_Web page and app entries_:
────────────────────

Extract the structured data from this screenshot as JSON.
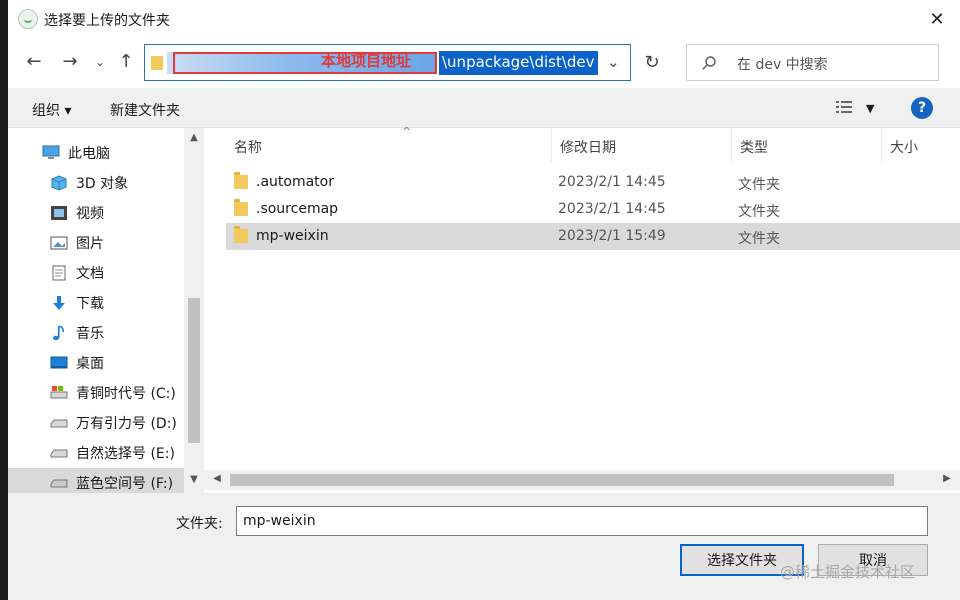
{
  "window": {
    "title": "选择要上传的文件夹",
    "close_glyph": "✕"
  },
  "address": {
    "annotation": "本地项目地址",
    "path_visible": "\\unpackage\\dist\\dev",
    "refresh_glyph": "↻"
  },
  "search": {
    "placeholder": "在 dev 中搜索"
  },
  "toolbar": {
    "organize_label": "组织 ▾",
    "new_folder_label": "新建文件夹",
    "help_label": "?"
  },
  "nav": {
    "items": [
      {
        "label": "此电脑",
        "icon": "computer-icon"
      },
      {
        "label": "3D 对象",
        "icon": "cube-icon"
      },
      {
        "label": "视频",
        "icon": "video-icon"
      },
      {
        "label": "图片",
        "icon": "picture-icon"
      },
      {
        "label": "文档",
        "icon": "document-icon"
      },
      {
        "label": "下载",
        "icon": "download-icon"
      },
      {
        "label": "音乐",
        "icon": "music-icon"
      },
      {
        "label": "桌面",
        "icon": "desktop-icon"
      },
      {
        "label": "青铜时代号 (C:)",
        "icon": "drive-icon"
      },
      {
        "label": "万有引力号 (D:)",
        "icon": "drive-icon"
      },
      {
        "label": "自然选择号 (E:)",
        "icon": "drive-icon"
      },
      {
        "label": "蓝色空间号 (F:)",
        "icon": "drive-icon"
      }
    ]
  },
  "columns": {
    "name": "名称",
    "date": "修改日期",
    "type": "类型",
    "size": "大小"
  },
  "files": [
    {
      "name": ".automator",
      "date": "2023/2/1 14:45",
      "type": "文件夹"
    },
    {
      "name": ".sourcemap",
      "date": "2023/2/1 14:45",
      "type": "文件夹"
    },
    {
      "name": "mp-weixin",
      "date": "2023/2/1 15:49",
      "type": "文件夹"
    }
  ],
  "footer": {
    "folder_label": "文件夹:",
    "folder_value": "mp-weixin",
    "select_button": "选择文件夹",
    "cancel_button": "取消",
    "watermark": "@稀土掘金技术社区"
  }
}
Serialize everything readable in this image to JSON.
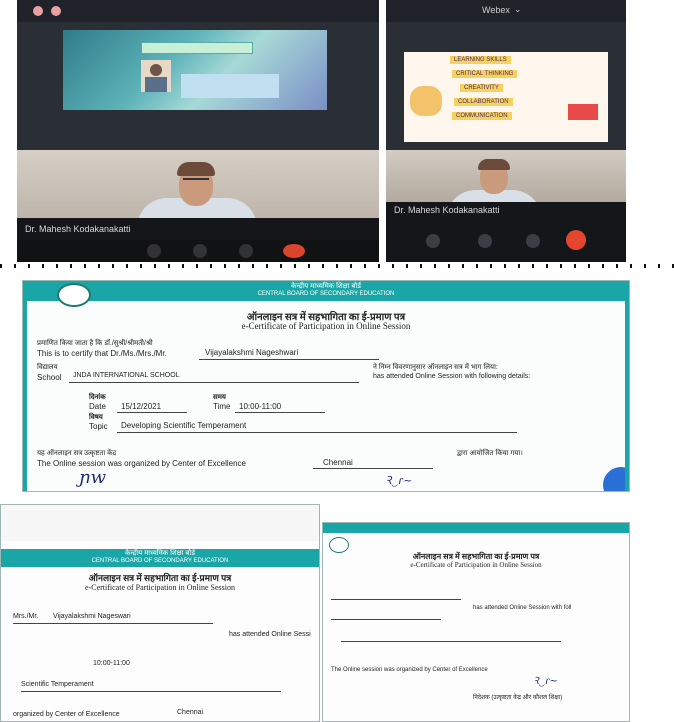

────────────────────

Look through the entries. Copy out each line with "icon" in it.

        "icon": "computer-icon"
        "icon": "cube-icon"
        "icon": "video-icon"
        "icon": "picture-icon"
        "icon": "document-icon"
        "icon": "download-icon"
        "icon": "music-icon"
        "icon": "desktop-icon"
        "icon": "drive-icon"
        "icon": "drive-icon"
        "icon": "drive-icon"
        "icon": "drive-icon"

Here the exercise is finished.